Only the lines containing "Configuration" belong in the answer; find them in the material below.

» GIVEN DATA
□ □ □ □
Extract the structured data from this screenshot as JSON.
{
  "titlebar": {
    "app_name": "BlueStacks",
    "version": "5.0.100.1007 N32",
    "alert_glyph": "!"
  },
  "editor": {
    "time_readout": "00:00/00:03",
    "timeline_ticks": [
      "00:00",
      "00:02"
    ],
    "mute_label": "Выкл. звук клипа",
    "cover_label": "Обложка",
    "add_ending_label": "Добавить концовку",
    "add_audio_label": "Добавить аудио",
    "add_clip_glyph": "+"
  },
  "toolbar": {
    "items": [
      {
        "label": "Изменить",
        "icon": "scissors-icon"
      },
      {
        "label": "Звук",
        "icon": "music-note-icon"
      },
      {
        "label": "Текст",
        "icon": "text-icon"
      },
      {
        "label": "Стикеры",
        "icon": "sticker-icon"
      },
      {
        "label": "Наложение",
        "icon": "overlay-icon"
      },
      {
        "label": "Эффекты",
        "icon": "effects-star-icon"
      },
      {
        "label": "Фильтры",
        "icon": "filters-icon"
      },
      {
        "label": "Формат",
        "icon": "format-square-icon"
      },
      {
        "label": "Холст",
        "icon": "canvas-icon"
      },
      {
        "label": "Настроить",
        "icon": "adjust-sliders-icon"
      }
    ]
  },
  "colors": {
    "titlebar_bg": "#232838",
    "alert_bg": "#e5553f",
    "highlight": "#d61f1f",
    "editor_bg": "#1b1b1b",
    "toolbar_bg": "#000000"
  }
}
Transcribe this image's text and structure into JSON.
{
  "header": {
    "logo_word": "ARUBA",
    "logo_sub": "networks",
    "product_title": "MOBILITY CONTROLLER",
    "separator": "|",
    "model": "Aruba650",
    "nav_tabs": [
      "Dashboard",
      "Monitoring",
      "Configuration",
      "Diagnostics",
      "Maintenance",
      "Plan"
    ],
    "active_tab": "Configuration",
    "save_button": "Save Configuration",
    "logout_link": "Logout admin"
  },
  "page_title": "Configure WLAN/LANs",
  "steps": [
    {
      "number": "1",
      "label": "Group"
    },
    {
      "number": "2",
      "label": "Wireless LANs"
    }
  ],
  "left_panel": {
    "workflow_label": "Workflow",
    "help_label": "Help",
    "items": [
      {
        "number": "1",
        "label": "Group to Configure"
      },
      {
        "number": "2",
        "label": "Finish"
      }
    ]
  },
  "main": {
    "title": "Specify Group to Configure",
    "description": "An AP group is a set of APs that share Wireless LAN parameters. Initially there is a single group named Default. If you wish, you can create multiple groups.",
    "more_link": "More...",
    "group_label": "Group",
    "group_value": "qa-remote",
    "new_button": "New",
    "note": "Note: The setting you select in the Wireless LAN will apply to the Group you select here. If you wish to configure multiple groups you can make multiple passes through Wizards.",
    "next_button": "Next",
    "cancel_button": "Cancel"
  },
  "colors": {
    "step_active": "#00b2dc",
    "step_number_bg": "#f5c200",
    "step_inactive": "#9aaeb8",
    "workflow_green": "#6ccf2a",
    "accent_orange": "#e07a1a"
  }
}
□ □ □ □
» FINISHED TASK
      "Configuration",
    "active_tab": "Configuration",
    "save_button": "Save Configuration",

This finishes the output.